[Component data from apps and pages]
########################################
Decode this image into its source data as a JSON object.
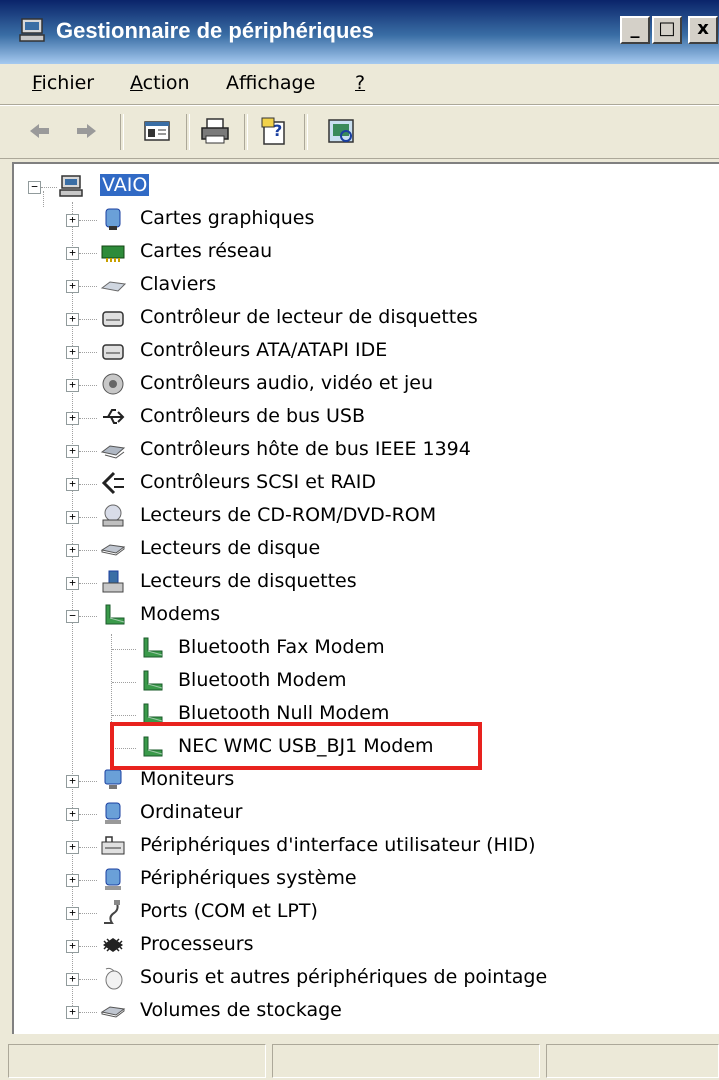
{
  "window": {
    "title": "Gestionnaire de périphériques",
    "minimize_glyph": "_",
    "maximize_glyph": "□",
    "close_glyph": "x"
  },
  "menu": {
    "items": [
      {
        "label": "Fichier",
        "accel": "F",
        "rest": "ichier"
      },
      {
        "label": "Action",
        "accel": "A",
        "rest": "ction"
      },
      {
        "label": "Affichage",
        "pre": "Aff",
        "accel": "i",
        "rest": "chage"
      },
      {
        "label": "?",
        "accel": "?",
        "rest": ""
      }
    ]
  },
  "toolbar": {
    "buttons": [
      "back-icon",
      "forward-icon",
      "show-hide-tree-icon",
      "print-icon",
      "help-properties-icon",
      "scan-hardware-icon"
    ]
  },
  "tree": {
    "root": {
      "label": "VAIO",
      "icon": "computer-icon",
      "expanded": true,
      "selected": true
    },
    "categories": [
      {
        "label": "Cartes graphiques",
        "icon": "display-adapter-icon",
        "expanded": false
      },
      {
        "label": "Cartes réseau",
        "icon": "network-card-icon",
        "expanded": false
      },
      {
        "label": "Claviers",
        "icon": "keyboard-icon",
        "expanded": false
      },
      {
        "label": "Contrôleur de lecteur de disquettes",
        "icon": "floppy-controller-icon",
        "expanded": false
      },
      {
        "label": "Contrôleurs ATA/ATAPI IDE",
        "icon": "ide-controller-icon",
        "expanded": false
      },
      {
        "label": "Contrôleurs audio, vidéo et jeu",
        "icon": "audio-icon",
        "expanded": false
      },
      {
        "label": "Contrôleurs de bus USB",
        "icon": "usb-icon",
        "expanded": false
      },
      {
        "label": "Contrôleurs hôte de bus IEEE 1394",
        "icon": "firewire-icon",
        "expanded": false
      },
      {
        "label": "Contrôleurs SCSI et RAID",
        "icon": "scsi-icon",
        "expanded": false
      },
      {
        "label": "Lecteurs de CD-ROM/DVD-ROM",
        "icon": "cdrom-icon",
        "expanded": false
      },
      {
        "label": "Lecteurs de disque",
        "icon": "disk-drive-icon",
        "expanded": false
      },
      {
        "label": "Lecteurs de disquettes",
        "icon": "floppy-drive-icon",
        "expanded": false
      },
      {
        "label": "Modems",
        "icon": "modem-icon",
        "expanded": true,
        "children": [
          {
            "label": "Bluetooth Fax Modem",
            "icon": "modem-icon"
          },
          {
            "label": "Bluetooth Modem",
            "icon": "modem-icon"
          },
          {
            "label": "Bluetooth Null Modem",
            "icon": "modem-icon"
          },
          {
            "label": "NEC WMC USB_BJ1 Modem",
            "icon": "modem-icon",
            "highlighted": true
          }
        ]
      },
      {
        "label": "Moniteurs",
        "icon": "monitor-icon",
        "expanded": false
      },
      {
        "label": "Ordinateur",
        "icon": "computer-icon",
        "expanded": false
      },
      {
        "label": "Périphériques d'interface utilisateur (HID)",
        "icon": "hid-icon",
        "expanded": false
      },
      {
        "label": "Périphériques système",
        "icon": "system-device-icon",
        "expanded": false
      },
      {
        "label": "Ports (COM et LPT)",
        "icon": "port-icon",
        "expanded": false
      },
      {
        "label": "Processeurs",
        "icon": "processor-icon",
        "expanded": false
      },
      {
        "label": "Souris et autres périphériques de pointage",
        "icon": "mouse-icon",
        "expanded": false
      },
      {
        "label": "Volumes de stockage",
        "icon": "storage-volume-icon",
        "expanded": false
      }
    ]
  },
  "colors": {
    "title_gradient_start": "#0a246a",
    "title_gradient_end": "#a6caf0",
    "selection": "#316ac5",
    "highlight_border": "#e8221e"
  }
}
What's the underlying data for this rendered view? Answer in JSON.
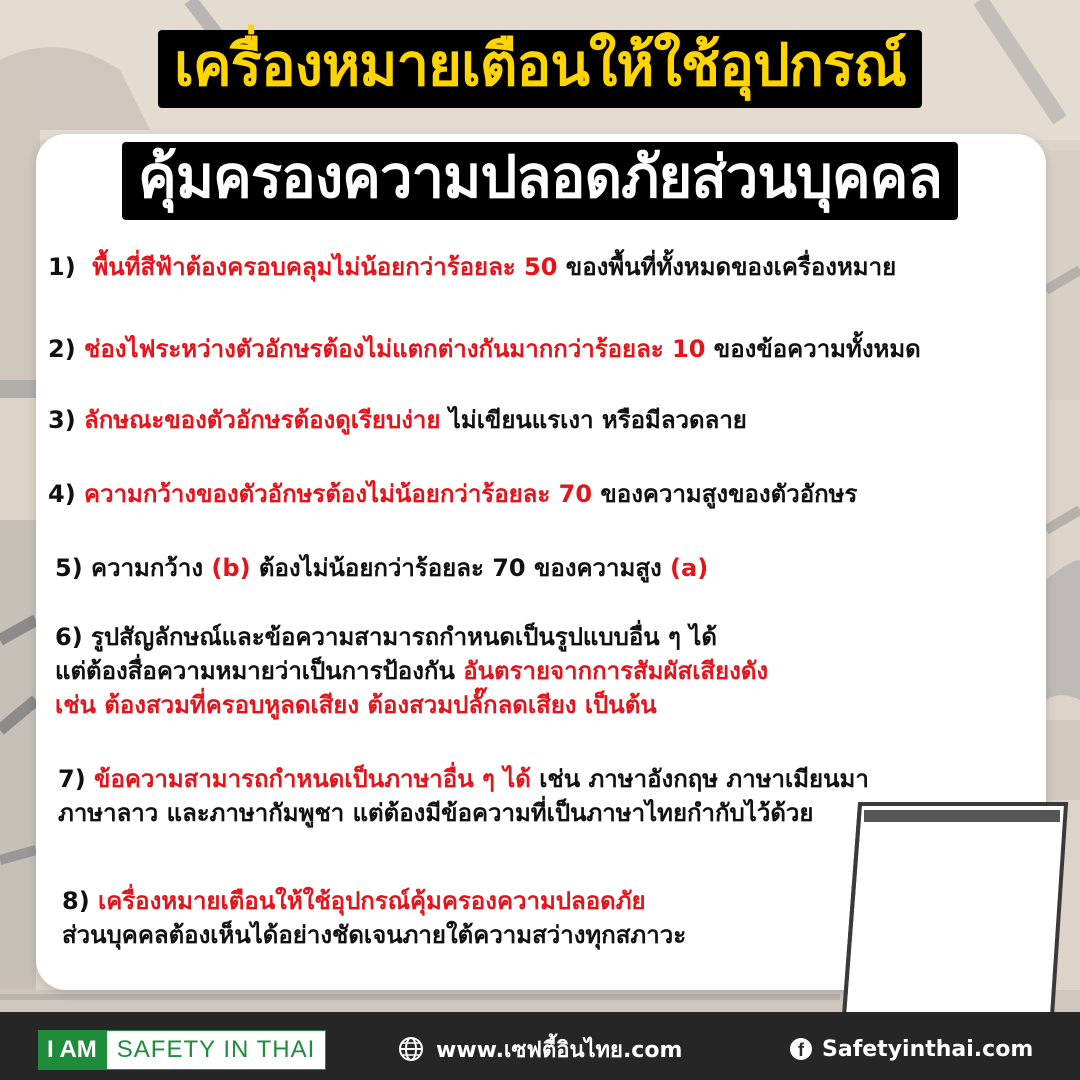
{
  "title": {
    "line1": "เครื่องหมายเตือนให้ใช้อุปกรณ์",
    "line2": "คุ้มครองความปลอดภัยส่วนบุคคล"
  },
  "items": [
    {
      "num": "1)",
      "red": "พื้นที่สีฟ้าต้องครอบคลุมไม่น้อยกว่าร้อยละ 50",
      "text": " ของพื้นที่ทั้งหมดของเครื่องหมาย"
    },
    {
      "num": "2)",
      "red": "ช่องไฟระหว่างตัวอักษรต้องไม่แตกต่างกันมากกว่าร้อยละ 10",
      "text": " ของข้อความทั้งหมด"
    },
    {
      "num": "3)",
      "red": "ลักษณะของตัวอักษรต้องดูเรียบง่าย",
      "text": " ไม่เขียนแรเงา หรือมีลวดลาย"
    },
    {
      "num": "4)",
      "red": "ความกว้างของตัวอักษรต้องไม่น้อยกว่าร้อยละ 70",
      "text": " ของความสูงของตัวอักษร"
    },
    {
      "num": "5)",
      "text_a": "ความกว้าง ",
      "red_a": "(b)",
      "text_b": " ต้องไม่น้อยกว่าร้อยละ 70 ของความสูง ",
      "red_b": "(a)"
    },
    {
      "num": "6)",
      "line1": "รูปสัญลักษณ์และข้อความสามารถกำหนดเป็นรูปแบบอื่น ๆ ได้",
      "line2": "แต่ต้องสื่อความหมายว่าเป็นการป้องกัน ",
      "line2_red": "อันตรายจากการสัมผัสเสียงดัง",
      "line3_red": "เช่น ต้องสวมที่ครอบหูลดเสียง ต้องสวมปลั๊กลดเสียง เป็นต้น"
    },
    {
      "num": "7)",
      "red": "ข้อความสามารถกำหนดเป็นภาษาอื่น ๆ ได้",
      "text": " เช่น ภาษาอังกฤษ ภาษาเมียนมา",
      "line2": "ภาษาลาว และภาษากัมพูชา แต่ต้องมีข้อความที่เป็นภาษาไทยกำกับไว้ด้วย"
    },
    {
      "num": "8)",
      "red": "เครื่องหมายเตือนให้ใช้อุปกรณ์คุ้มครองความปลอดภัย",
      "line2": "ส่วนบุคคลต้องเห็นได้อย่างชัดเจนภายใต้ความสว่างทุกสภาวะ"
    }
  ],
  "footer": {
    "logo_a": "I AM",
    "logo_b": "SAFETY IN THAI",
    "website": "www.เซฟตี้อินไทย.com",
    "facebook_icon": "f",
    "facebook": "Safetyinthai.com"
  },
  "colors": {
    "accent_red": "#e5141b",
    "title_yellow": "#ffd500",
    "brand_green": "#1e8c3a",
    "footer_bg": "#262626"
  }
}
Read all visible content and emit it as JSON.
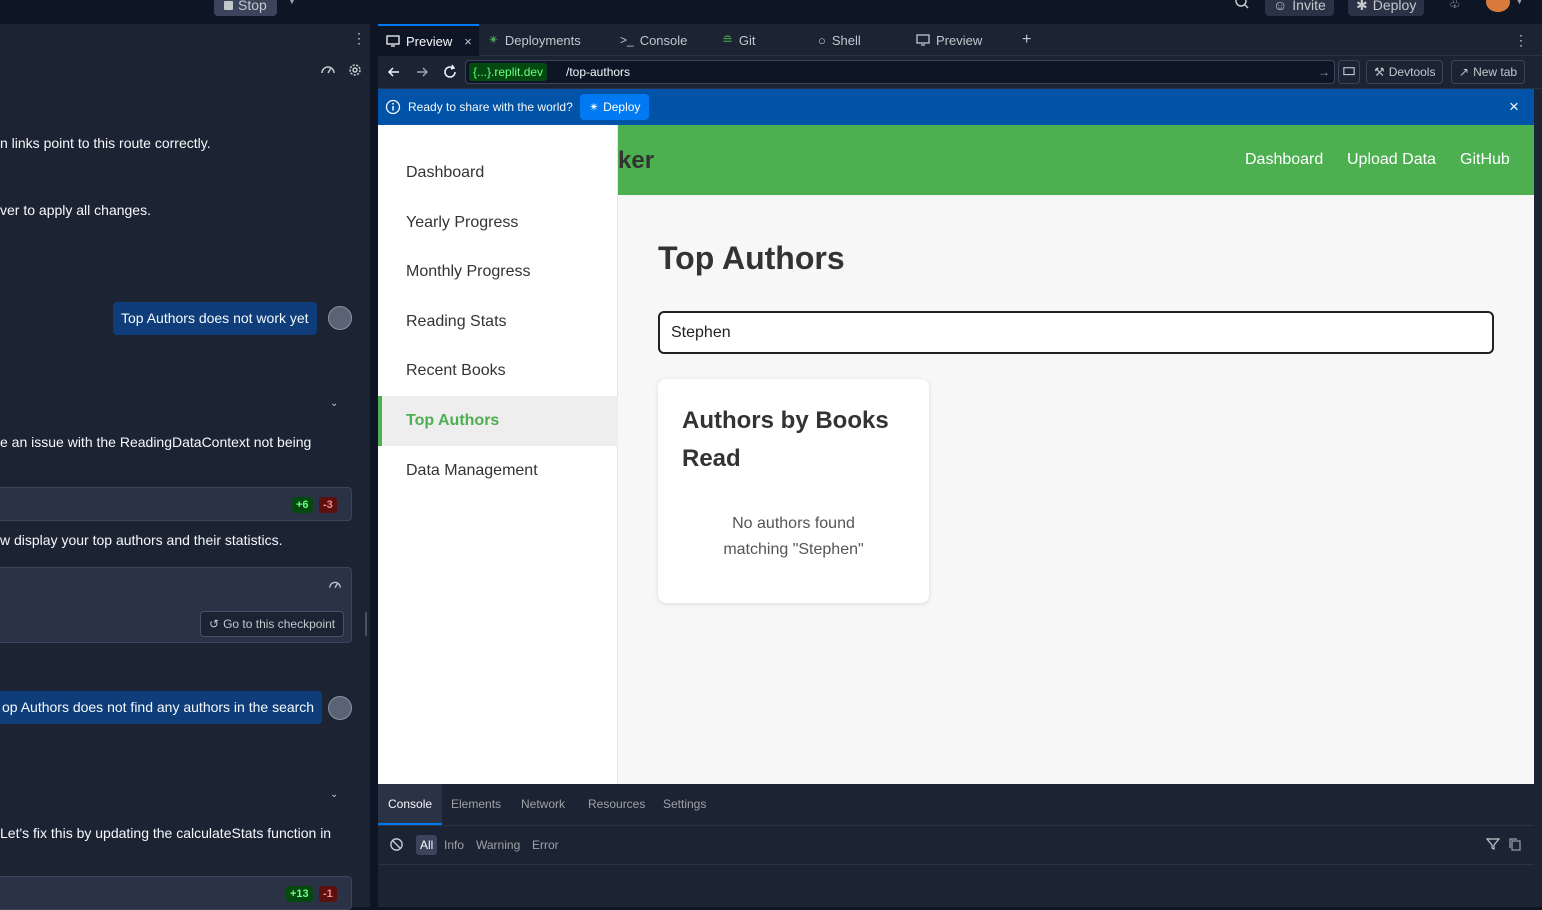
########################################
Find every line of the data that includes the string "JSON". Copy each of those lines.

» **TASK ANSWER**
Decode this image into its source data as a JSON object.
What's the underlying data for this rendered view? Answer in JSON.
Read all visible content and emit it as JSON.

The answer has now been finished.